Initially, Levi really liked the trailer. After I cleaned it up on Friday afternoon, I pulled him around in it like it was a rickshaw. He thought that was great fun. And when Lindon got home from work, he took Levi on a brief test run with the trailer hitched to his bike. Levi was thrilled. 

But then we added a component that mitigated his joy. The helmet. Levi's is the blue one with aliens on it, but let the record show that all three of us wear helmets.

The problem was not simply that Levi hates wearing things on his head. The helmet could have overcome this obstacle alone, given it lights up when tapped. But the helmet was too big for Levi, so when he sat in the trailer, the helmet slipped over his eyes and could never be pushed back enough for him to see. Below is how we would like the helmet to fit, and how we hope it does fit one day (soon). Levi only agreed to sit for this photo because I did not hook the helmet, thus forcing it to sit lower on his little head.

 I think Levi would prefer if he could travel with the helmet next to him on the seat, as a companion. Not an option, my dear.

Saturday we made our maiden voyage as a family, with Lindon towing Levi, and me bringing up the rear. It was quite fun. Levi enjoyed it more once we got going, and he especially enjoyed when we got to Starbucks and let him take off the helmet. He also enjoys helping Lindon work on the bikes.

And he likes drinking from our water bottles.

Guess who isn't so thrilled with our new family activity?

May 6, 2011

In case you were wondering...

Someone actually does research and list the most beloved and reviled baby names.

The list of most popular names is here.

The most hated names are here.

What surprised me as I read the list of hated names was how often I thought, "Yeah, I DO hate that name."

Do you have names you just flat out hate? My mom had a name in mind for me that she liked, but she knew someone with that name who looked like a pig. So the name got dropped. Do you have any names like that in your book?

Ways to Support the Tornado Cleanup

As I have been contacting churches in Alabama and the Tennessee Valley for byFaith and reporting on the damage and needs, my heart has been moved to assist. What I would really love to do would be to take 4-5 days off from everything and go work. Whenever there is some kind of a disaster, I always want to help.
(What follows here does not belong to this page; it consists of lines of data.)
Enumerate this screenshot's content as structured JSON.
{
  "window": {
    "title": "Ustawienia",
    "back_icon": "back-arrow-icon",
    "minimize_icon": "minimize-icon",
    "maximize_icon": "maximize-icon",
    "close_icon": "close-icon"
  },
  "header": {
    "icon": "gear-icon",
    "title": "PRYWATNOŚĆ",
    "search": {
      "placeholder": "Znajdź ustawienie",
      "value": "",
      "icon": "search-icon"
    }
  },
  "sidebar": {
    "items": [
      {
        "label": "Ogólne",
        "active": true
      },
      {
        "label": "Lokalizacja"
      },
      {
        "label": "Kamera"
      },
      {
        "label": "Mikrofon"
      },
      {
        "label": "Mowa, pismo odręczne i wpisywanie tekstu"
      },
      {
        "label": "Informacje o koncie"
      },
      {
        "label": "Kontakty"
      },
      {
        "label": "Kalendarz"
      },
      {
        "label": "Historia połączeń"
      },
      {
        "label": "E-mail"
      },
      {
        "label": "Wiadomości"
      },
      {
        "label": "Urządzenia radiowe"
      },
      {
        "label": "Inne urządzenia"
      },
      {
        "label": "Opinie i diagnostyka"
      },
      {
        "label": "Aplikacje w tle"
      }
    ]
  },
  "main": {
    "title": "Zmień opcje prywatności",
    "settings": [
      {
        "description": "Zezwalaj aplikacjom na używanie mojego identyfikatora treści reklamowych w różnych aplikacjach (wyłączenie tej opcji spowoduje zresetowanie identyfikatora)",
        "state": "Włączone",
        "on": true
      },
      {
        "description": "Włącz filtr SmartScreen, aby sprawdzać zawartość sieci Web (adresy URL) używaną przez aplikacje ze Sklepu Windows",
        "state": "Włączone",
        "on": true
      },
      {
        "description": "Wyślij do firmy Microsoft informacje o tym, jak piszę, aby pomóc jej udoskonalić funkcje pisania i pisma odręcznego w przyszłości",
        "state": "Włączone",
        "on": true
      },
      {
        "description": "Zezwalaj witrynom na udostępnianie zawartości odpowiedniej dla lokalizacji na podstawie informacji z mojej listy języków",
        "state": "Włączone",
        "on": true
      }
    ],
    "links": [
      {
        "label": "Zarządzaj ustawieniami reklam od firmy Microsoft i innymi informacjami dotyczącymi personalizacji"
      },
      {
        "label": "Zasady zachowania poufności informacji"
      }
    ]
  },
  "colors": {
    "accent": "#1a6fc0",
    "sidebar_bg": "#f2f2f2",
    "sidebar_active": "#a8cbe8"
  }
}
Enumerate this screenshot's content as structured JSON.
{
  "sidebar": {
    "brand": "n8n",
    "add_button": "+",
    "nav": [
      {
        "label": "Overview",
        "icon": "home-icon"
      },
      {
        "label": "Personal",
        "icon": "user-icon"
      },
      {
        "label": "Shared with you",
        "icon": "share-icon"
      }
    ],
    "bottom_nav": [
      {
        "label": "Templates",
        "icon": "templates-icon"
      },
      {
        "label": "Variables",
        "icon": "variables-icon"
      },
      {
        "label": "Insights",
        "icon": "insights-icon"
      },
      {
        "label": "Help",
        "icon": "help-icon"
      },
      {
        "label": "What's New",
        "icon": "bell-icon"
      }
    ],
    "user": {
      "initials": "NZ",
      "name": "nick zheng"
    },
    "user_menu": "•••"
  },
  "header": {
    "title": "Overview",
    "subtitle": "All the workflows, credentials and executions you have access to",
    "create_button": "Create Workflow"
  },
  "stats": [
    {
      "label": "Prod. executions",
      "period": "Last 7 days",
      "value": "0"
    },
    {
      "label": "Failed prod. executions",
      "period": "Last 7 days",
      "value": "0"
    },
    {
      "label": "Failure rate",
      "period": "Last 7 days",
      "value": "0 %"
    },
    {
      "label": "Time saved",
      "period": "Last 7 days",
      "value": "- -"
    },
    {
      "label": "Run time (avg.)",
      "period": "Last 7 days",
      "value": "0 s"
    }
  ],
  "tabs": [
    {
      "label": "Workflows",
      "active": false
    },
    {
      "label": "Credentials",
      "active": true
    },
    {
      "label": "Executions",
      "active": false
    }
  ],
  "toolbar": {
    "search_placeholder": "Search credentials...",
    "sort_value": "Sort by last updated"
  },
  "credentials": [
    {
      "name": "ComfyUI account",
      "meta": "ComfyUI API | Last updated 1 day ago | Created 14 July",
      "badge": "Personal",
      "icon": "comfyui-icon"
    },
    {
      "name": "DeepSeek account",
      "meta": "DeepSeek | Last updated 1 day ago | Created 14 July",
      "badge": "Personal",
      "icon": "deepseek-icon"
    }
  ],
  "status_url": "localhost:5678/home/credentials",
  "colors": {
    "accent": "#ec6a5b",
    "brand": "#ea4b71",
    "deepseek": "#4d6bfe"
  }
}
But this time I can't.

So, if you're like me and want to help but can't make it down there, here are some ways to assist.

You can donate through Mission to North America here.

Riverwood Church in Tuscaloosa also has a website set up for donations, volunteer registration, and updates on needs. In addition to accepting straight up donations, they are also selling T-shirts. Donate or buy a shirt here.

And if you want something in return for your donation, especially if that thing is really cute, you can always purchase an Alabama chalkboard. These chalkboards are so stinking adorable that I would want one even if all the proceeds didn't go to help those who lost their homes in the tornadoes.

Of course, there are lots of other organizations and agencies accepting donations and helping with the cleanup and rebuilding. I just wanted to highlight a few that have come to my attention. Keep praying for the families who lost their homes and the loved ones. And pray that workers would keep coming, keep rebuilding, and keep offering kindness and hope to those storm-ravaged areas.